▶ **WHAT IS REQUIRED**:
Only a number is required: the count of lines in the material below that contain "Domains".
──────────────────────────────
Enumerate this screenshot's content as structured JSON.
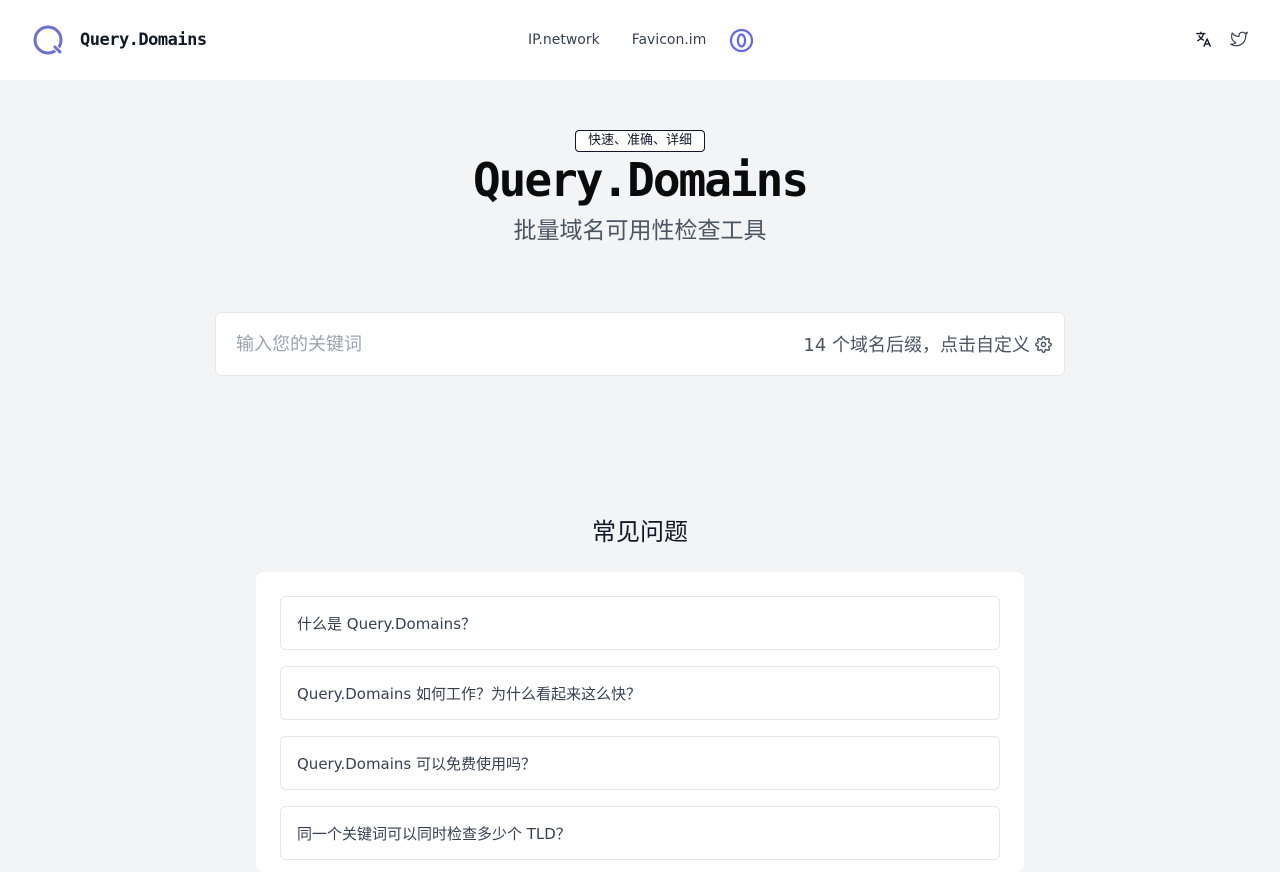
{
  "header": {
    "brand_name": "Query.Domains",
    "nav": [
      {
        "label": "IP.network"
      },
      {
        "label": "Favicon.im"
      }
    ]
  },
  "hero": {
    "badge": "快速、准确、详细",
    "title": "Query.Domains",
    "subtitle": "批量域名可用性检查工具"
  },
  "search": {
    "placeholder": "输入您的关键词",
    "value": "",
    "tld_label": "14 个域名后缀，点击自定义"
  },
  "faq": {
    "title": "常见问题",
    "items": [
      {
        "question": "什么是 Query.Domains？"
      },
      {
        "question": "Query.Domains 如何工作？为什么看起来这么快？"
      },
      {
        "question": "Query.Domains 可以免费使用吗？"
      },
      {
        "question": "同一个关键词可以同时检查多少个 TLD？"
      }
    ]
  },
  "icons": {
    "logo": "q-ring-logo-icon",
    "badge": "zero-circle-icon",
    "translate": "translate-icon",
    "twitter": "twitter-icon",
    "settings": "gear-icon"
  },
  "colors": {
    "accent": "#6366f1",
    "background": "#f3f4f6",
    "surface": "#ffffff"
  }
}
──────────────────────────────
▶ **REPLY**:
5